------ DATA FOR ANALYSIS ------

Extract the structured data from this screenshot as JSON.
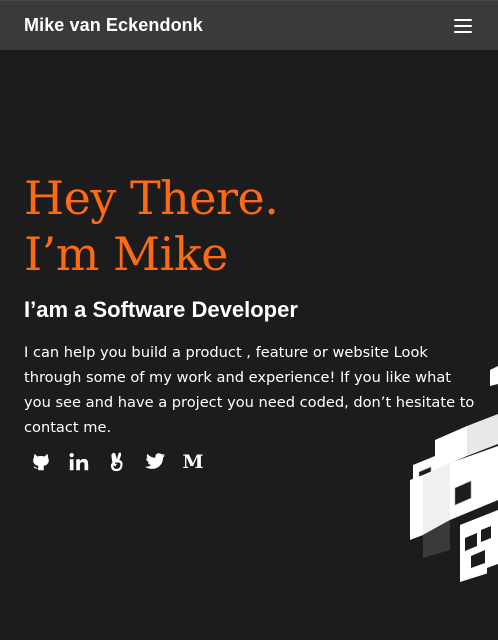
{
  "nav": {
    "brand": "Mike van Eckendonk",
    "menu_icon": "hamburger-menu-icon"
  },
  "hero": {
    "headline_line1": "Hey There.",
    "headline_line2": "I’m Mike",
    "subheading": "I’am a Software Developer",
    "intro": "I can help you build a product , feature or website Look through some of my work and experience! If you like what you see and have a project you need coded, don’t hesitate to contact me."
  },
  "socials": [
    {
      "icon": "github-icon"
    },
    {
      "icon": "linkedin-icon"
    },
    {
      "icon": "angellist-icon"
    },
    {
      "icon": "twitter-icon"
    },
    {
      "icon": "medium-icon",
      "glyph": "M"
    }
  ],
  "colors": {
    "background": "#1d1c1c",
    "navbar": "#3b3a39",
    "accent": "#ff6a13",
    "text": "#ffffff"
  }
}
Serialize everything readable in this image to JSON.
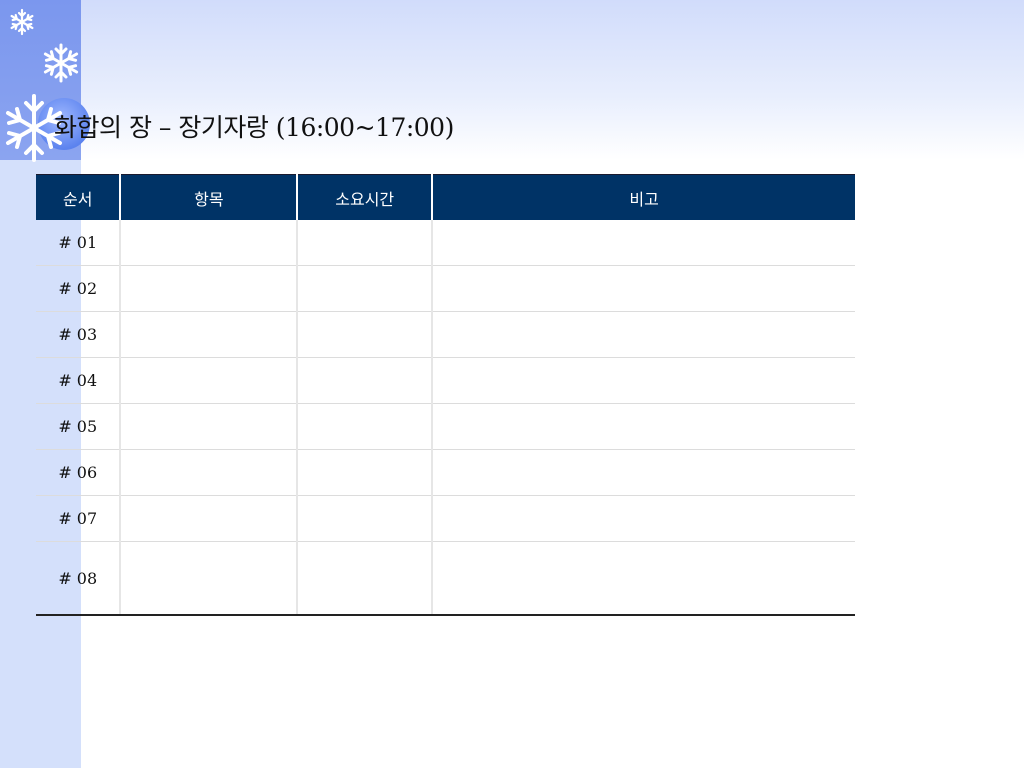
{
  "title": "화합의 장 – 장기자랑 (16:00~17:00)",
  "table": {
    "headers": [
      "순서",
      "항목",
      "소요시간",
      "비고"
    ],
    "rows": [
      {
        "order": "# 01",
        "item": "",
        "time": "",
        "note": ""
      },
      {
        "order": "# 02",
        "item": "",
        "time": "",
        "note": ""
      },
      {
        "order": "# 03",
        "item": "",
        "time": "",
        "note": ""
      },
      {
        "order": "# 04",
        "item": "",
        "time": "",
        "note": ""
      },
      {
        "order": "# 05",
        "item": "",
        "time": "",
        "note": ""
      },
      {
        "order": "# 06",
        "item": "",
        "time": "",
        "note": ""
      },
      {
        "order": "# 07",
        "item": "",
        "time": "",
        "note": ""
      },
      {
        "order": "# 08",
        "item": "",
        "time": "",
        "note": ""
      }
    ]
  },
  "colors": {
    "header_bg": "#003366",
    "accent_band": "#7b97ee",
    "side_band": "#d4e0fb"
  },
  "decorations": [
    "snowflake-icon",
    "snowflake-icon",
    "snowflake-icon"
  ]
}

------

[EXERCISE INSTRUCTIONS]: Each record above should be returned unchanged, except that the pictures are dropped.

[REPLY TO THE EXERCISE]:
Extract the structured data from this screenshot as JSON.
{
  "nav": {
    "brand": "Mike van Eckendonk",
    "menu_icon": "hamburger-menu-icon"
  },
  "hero": {
    "headline_line1": "Hey There.",
    "headline_line2": "I’m Mike",
    "subheading": "I’am a Software Developer",
    "intro": "I can help you build a product , feature or website Look through some of my work and experience! If you like what you see and have a project you need coded, don’t hesitate to contact me."
  },
  "socials": [
    {
      "icon": "github-icon"
    },
    {
      "icon": "linkedin-icon"
    },
    {
      "icon": "angellist-icon"
    },
    {
      "icon": "twitter-icon"
    },
    {
      "icon": "medium-icon",
      "glyph": "M"
    }
  ],
  "colors": {
    "background": "#1d1c1c",
    "navbar": "#3b3a39",
    "accent": "#ff6a13",
    "text": "#ffffff"
  }
}
Serialize everything readable in this image to JSON.
{
  "title": "화합의 장 – 장기자랑 (16:00~17:00)",
  "table": {
    "headers": [
      "순서",
      "항목",
      "소요시간",
      "비고"
    ],
    "rows": [
      {
        "order": "# 01",
        "item": "",
        "time": "",
        "note": ""
      },
      {
        "order": "# 02",
        "item": "",
        "time": "",
        "note": ""
      },
      {
        "order": "# 03",
        "item": "",
        "time": "",
        "note": ""
      },
      {
        "order": "# 04",
        "item": "",
        "time": "",
        "note": ""
      },
      {
        "order": "# 05",
        "item": "",
        "time": "",
        "note": ""
      },
      {
        "order": "# 06",
        "item": "",
        "time": "",
        "note": ""
      },
      {
        "order": "# 07",
        "item": "",
        "time": "",
        "note": ""
      },
      {
        "order": "# 08",
        "item": "",
        "time": "",
        "note": ""
      }
    ]
  },
  "colors": {
    "header_bg": "#003366",
    "accent_band": "#7b97ee",
    "side_band": "#d4e0fb"
  },
  "decorations": [
    "snowflake-icon",
    "snowflake-icon",
    "snowflake-icon"
  ]
}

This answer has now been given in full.